━━ Dataset

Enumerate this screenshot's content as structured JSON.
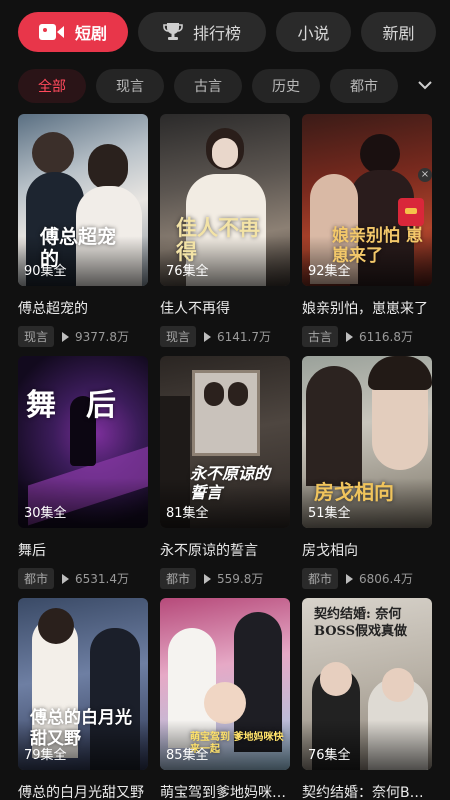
{
  "top_tabs": [
    {
      "label": "短剧",
      "icon": "video-icon",
      "active": true
    },
    {
      "label": "排行榜",
      "icon": "trophy-icon",
      "active": false
    },
    {
      "label": "小说",
      "active": false
    },
    {
      "label": "新剧",
      "active": false
    }
  ],
  "categories": [
    {
      "label": "全部",
      "active": true
    },
    {
      "label": "现言",
      "active": false
    },
    {
      "label": "古言",
      "active": false
    },
    {
      "label": "历史",
      "active": false
    },
    {
      "label": "都市",
      "active": false
    }
  ],
  "dramas": [
    {
      "title": "傅总超宠的",
      "episodes": "90集全",
      "tag": "现言",
      "views": "9377.8万",
      "poster_text": "傅总超宠的"
    },
    {
      "title": "佳人不再得",
      "episodes": "76集全",
      "tag": "现言",
      "views": "6141.7万",
      "poster_text": "佳人不再得"
    },
    {
      "title": "娘亲别怕，崽崽来了",
      "episodes": "92集全",
      "tag": "古言",
      "views": "6116.8万",
      "poster_text": "娘亲别怕 崽崽来了"
    },
    {
      "title": "舞后",
      "episodes": "30集全",
      "tag": "都市",
      "views": "6531.4万",
      "poster_text": "舞后"
    },
    {
      "title": "永不原谅的誓言",
      "episodes": "81集全",
      "tag": "都市",
      "views": "559.8万",
      "poster_text": "永不原谅的誓言"
    },
    {
      "title": "房戈相向",
      "episodes": "51集全",
      "tag": "都市",
      "views": "6806.4万",
      "poster_text": "房戈相向"
    },
    {
      "title": "傅总的白月光甜又野",
      "episodes": "79集全",
      "poster_text": "傅总的白月光 甜又野"
    },
    {
      "title": "萌宝驾到爹地妈咪…",
      "episodes": "85集全",
      "poster_text": "萌宝驾到 爹地妈咪快来一起"
    },
    {
      "title": "契约结婚：奈何B…",
      "episodes": "76集全",
      "poster_text": "契约结婚: 奈何BOSS假戏真做"
    }
  ],
  "colors": {
    "accent": "#e8364a",
    "background": "#111111"
  }
}
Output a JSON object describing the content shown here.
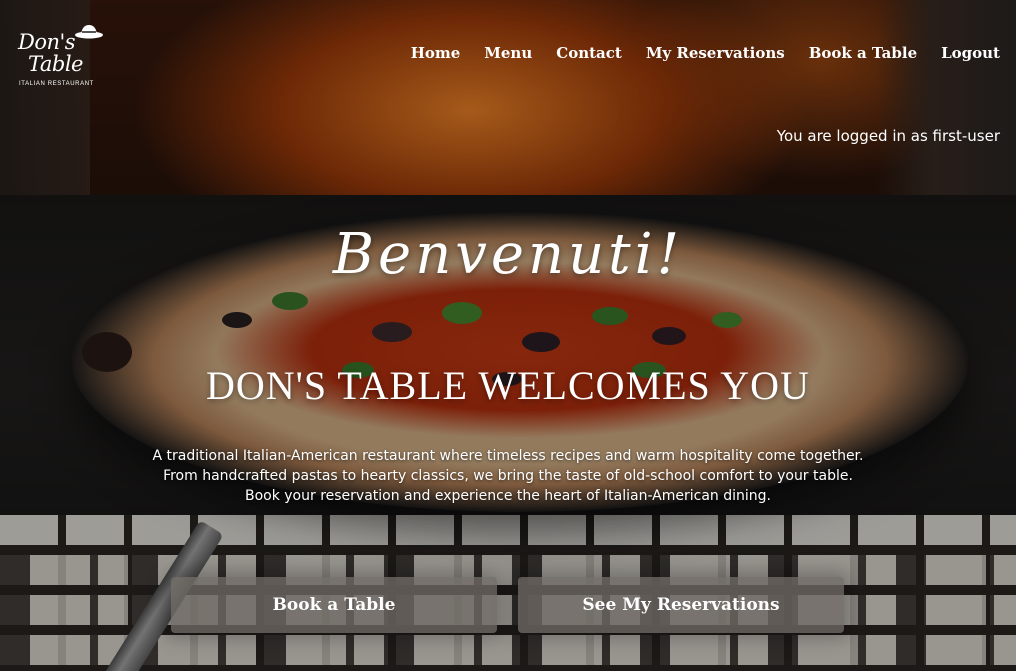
{
  "logo": {
    "line1": "Don's",
    "line2": "Table",
    "subtitle": "ITALIAN RESTAURANT"
  },
  "nav": {
    "items": [
      {
        "label": "Home"
      },
      {
        "label": "Menu"
      },
      {
        "label": "Contact"
      },
      {
        "label": "My Reservations"
      },
      {
        "label": "Book a Table"
      },
      {
        "label": "Logout"
      }
    ]
  },
  "login_status": "You are logged in as first-user",
  "hero": {
    "script_heading": "Benvenuti!",
    "title": "DON'S TABLE WELCOMES YOU",
    "description": [
      "A traditional Italian-American restaurant where timeless recipes and warm hospitality come together.",
      "From handcrafted pastas to hearty classics, we bring the taste of old-school comfort to your table.",
      "Book your reservation and experience the heart of Italian-American dining."
    ]
  },
  "buttons": {
    "book_label": "Book a Table",
    "reservations_label": "See My Reservations"
  },
  "colors": {
    "text": "#ffffff",
    "button_bg": "#6e6964"
  }
}
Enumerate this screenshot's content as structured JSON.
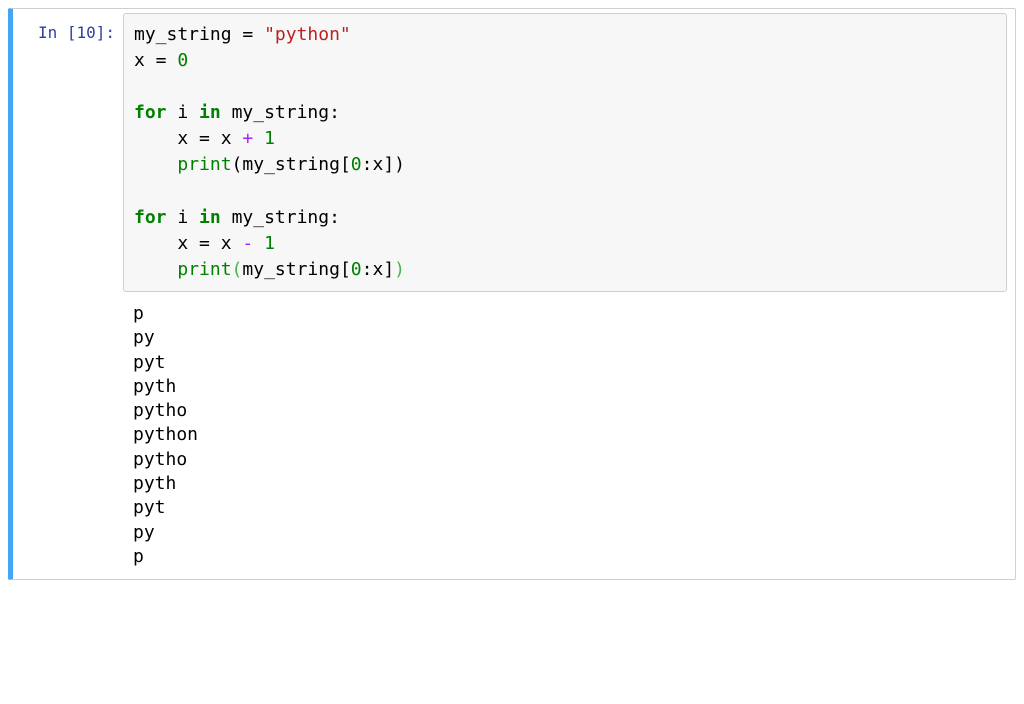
{
  "cell": {
    "prompt_label": "In [10]:",
    "code": {
      "line1": {
        "var1": "my_string",
        "assign": " = ",
        "str": "\"python\""
      },
      "line2": {
        "var1": "x",
        "assign": " = ",
        "num": "0"
      },
      "line3": "",
      "line4": {
        "kw1": "for",
        "sp1": " ",
        "var1": "i",
        "sp2": " ",
        "kw2": "in",
        "sp3": " ",
        "var2": "my_string",
        "colon": ":"
      },
      "line5": {
        "indent": "    ",
        "var1": "x",
        "assign": " = ",
        "var2": "x",
        "sp": " ",
        "op": "+",
        "sp2": " ",
        "num": "1"
      },
      "line6": {
        "indent": "    ",
        "builtin": "print",
        "lparen": "(",
        "var1": "my_string",
        "lbrack": "[",
        "num1": "0",
        "colon": ":",
        "var2": "x",
        "rbrack": "]",
        "rparen": ")"
      },
      "line7": "",
      "line8": {
        "kw1": "for",
        "sp1": " ",
        "var1": "i",
        "sp2": " ",
        "kw2": "in",
        "sp3": " ",
        "var2": "my_string",
        "colon": ":"
      },
      "line9": {
        "indent": "    ",
        "var1": "x",
        "assign": " = ",
        "var2": "x",
        "sp": " ",
        "op": "-",
        "sp2": " ",
        "num": "1"
      },
      "line10": {
        "indent": "    ",
        "builtin": "print",
        "lparen": "(",
        "var1": "my_string",
        "lbrack": "[",
        "num1": "0",
        "colon": ":",
        "var2": "x",
        "rbrack": "]",
        "rparen": ")"
      }
    },
    "output_lines": [
      "p",
      "py",
      "pyt",
      "pyth",
      "pytho",
      "python",
      "pytho",
      "pyth",
      "pyt",
      "py",
      "p"
    ]
  }
}
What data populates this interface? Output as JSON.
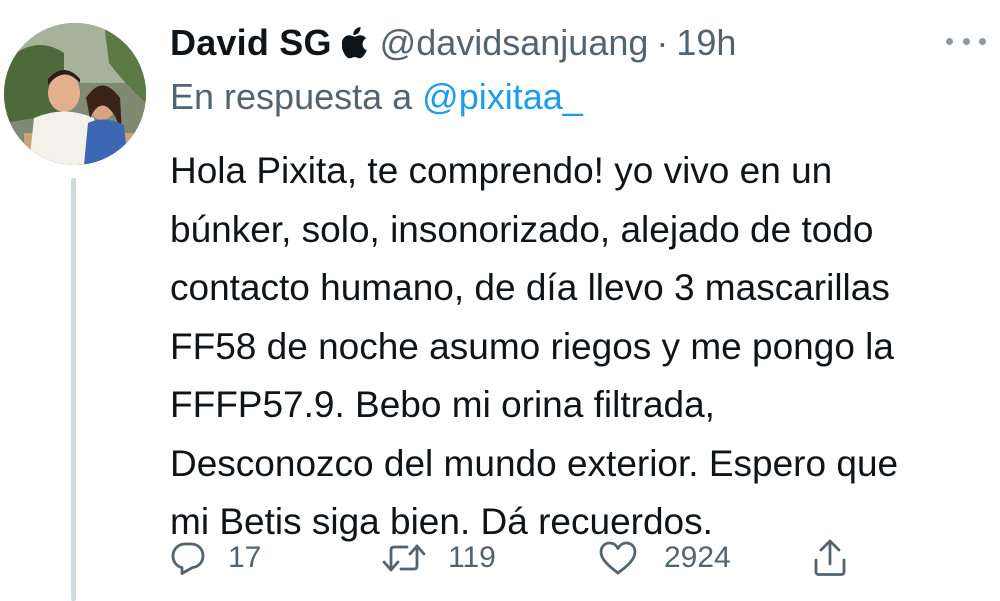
{
  "tweet": {
    "author": {
      "display_name": "David SG",
      "badge_icon": "apple-icon",
      "handle": "@davidsanjuang",
      "separator": "·",
      "time": "19h"
    },
    "reply_to": {
      "prefix": "En respuesta a",
      "handle": "@pixitaa_"
    },
    "body_lines": [
      "Hola Pixita, te comprendo! yo vivo en un",
      "búnker, solo, insonorizado, alejado de todo",
      "contacto humano, de día llevo 3 mascarillas",
      "FF58 de noche asumo riegos y me pongo la",
      "FFFP57.9. Bebo mi orina filtrada,",
      "Desconozco del mundo exterior. Espero que",
      "mi Betis siga bien. Dá recuerdos."
    ],
    "actions": {
      "replies": {
        "icon": "reply-icon",
        "count": "17"
      },
      "retweets": {
        "icon": "retweet-icon",
        "count": "119"
      },
      "likes": {
        "icon": "heart-icon",
        "count": "2924"
      },
      "share": {
        "icon": "share-icon"
      }
    },
    "more_icon": "more-icon"
  },
  "colors": {
    "text_primary": "#0f1419",
    "text_secondary": "#536471",
    "link": "#1d9bf0",
    "thread_line": "#cfd9de"
  }
}
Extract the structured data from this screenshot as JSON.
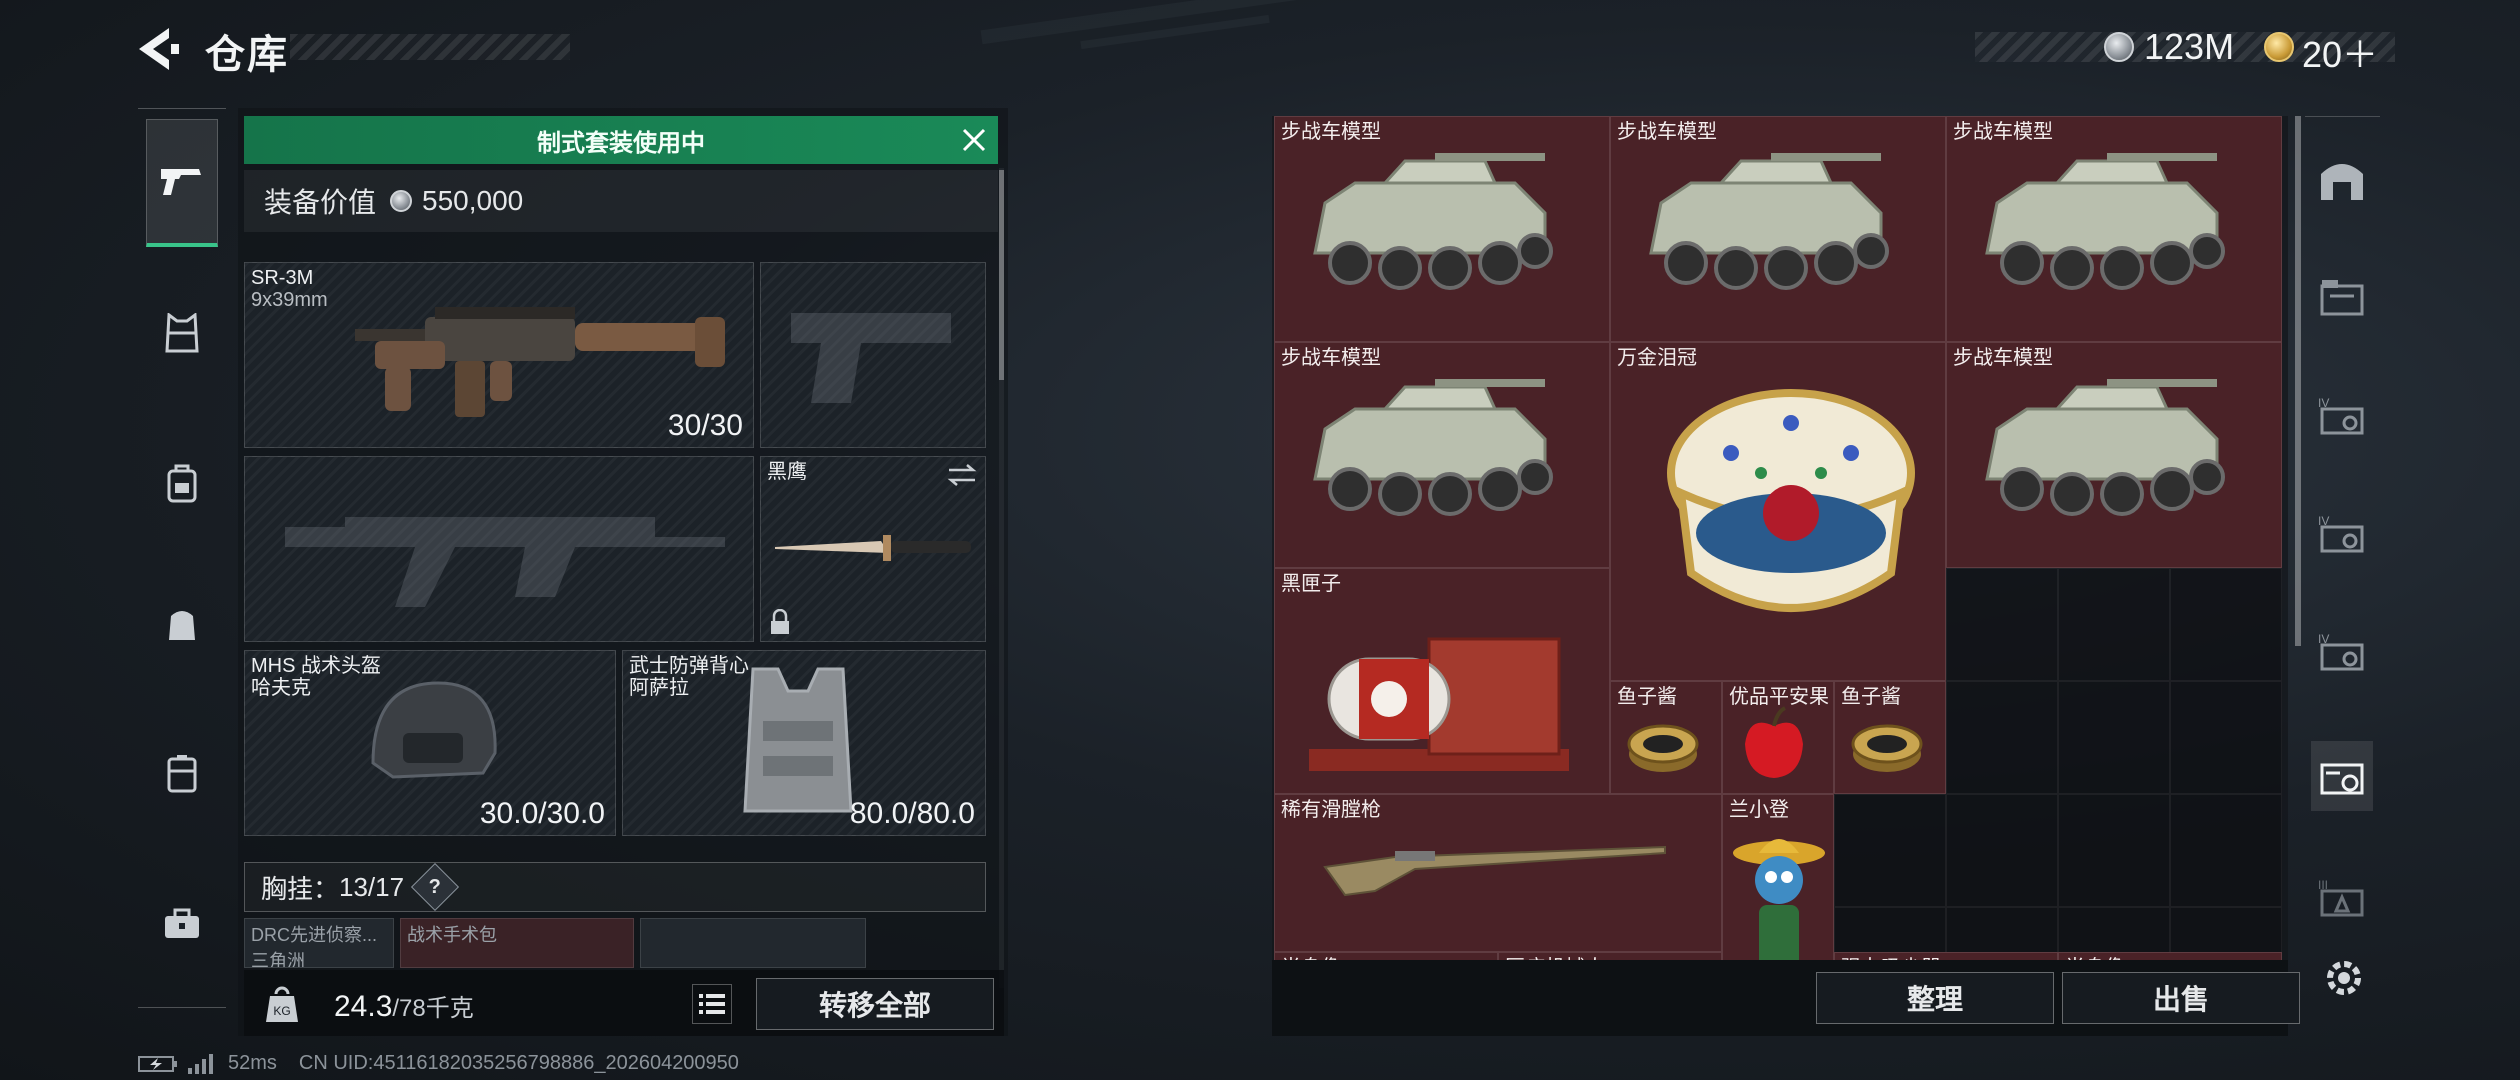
{
  "header": {
    "title": "仓库"
  },
  "currency": [
    {
      "icon": "silver-coin-icon",
      "value": "123M"
    },
    {
      "icon": "gold-coin-icon",
      "value": "20＋"
    }
  ],
  "loadout": {
    "banner": "制式套装使用中",
    "value_label": "装备价值",
    "value": "550,000",
    "primary_weapon": {
      "name": "SR-3M",
      "caliber": "9x39mm",
      "ammo": "30/30"
    },
    "melee": {
      "name": "黑鹰"
    },
    "helmet": {
      "name": "MHS 战术头盔",
      "sub": "哈夫克",
      "durability": "30.0/30.0"
    },
    "armor": {
      "name": "武士防弹背心",
      "sub": "阿萨拉",
      "durability": "80.0/80.0"
    },
    "chest_rig": {
      "label": "胸挂：",
      "capacity": "13/17",
      "help": "?"
    },
    "mini_slots": [
      "DRC先进侦察...",
      "战术手术包",
      ""
    ],
    "mini_sub": "三角洲",
    "weight": {
      "value": "24.3",
      "max": "/78千克"
    },
    "transfer_all": "转移全部"
  },
  "storage": {
    "items": [
      {
        "name": "步战车模型",
        "kind": "ifv"
      },
      {
        "name": "步战车模型",
        "kind": "ifv"
      },
      {
        "name": "步战车模型",
        "kind": "ifv"
      },
      {
        "name": "步战车模型",
        "kind": "ifv"
      },
      {
        "name": "万金泪冠",
        "kind": "egg"
      },
      {
        "name": "步战车模型",
        "kind": "ifv"
      },
      {
        "name": "黑匣子",
        "kind": "blackbox"
      },
      {
        "name": "鱼子酱",
        "kind": "caviar"
      },
      {
        "name": "优品平安果",
        "kind": "apple"
      },
      {
        "name": "鱼子酱",
        "kind": "caviar"
      },
      {
        "name": "稀有滑膛枪",
        "kind": "musket"
      },
      {
        "name": "兰小登",
        "kind": "figure"
      },
      {
        "name": "半身像",
        "kind": "bust"
      },
      {
        "name": "医疗机械人",
        "kind": "robot"
      },
      {
        "name": "强力吸尘器",
        "kind": "vacuum"
      },
      {
        "name": "半身像",
        "kind": "bust"
      }
    ],
    "sort_label": "整理",
    "sell_label": "出售"
  },
  "status_bar": {
    "ping": "52ms",
    "uid": "CN UID:45116182035256798886_202604200950"
  },
  "colors": {
    "accent_green": "#1a8a58",
    "item_bg": "#4a2227"
  }
}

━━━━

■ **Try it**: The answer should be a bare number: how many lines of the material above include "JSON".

■ **Answer to this exercise**: 5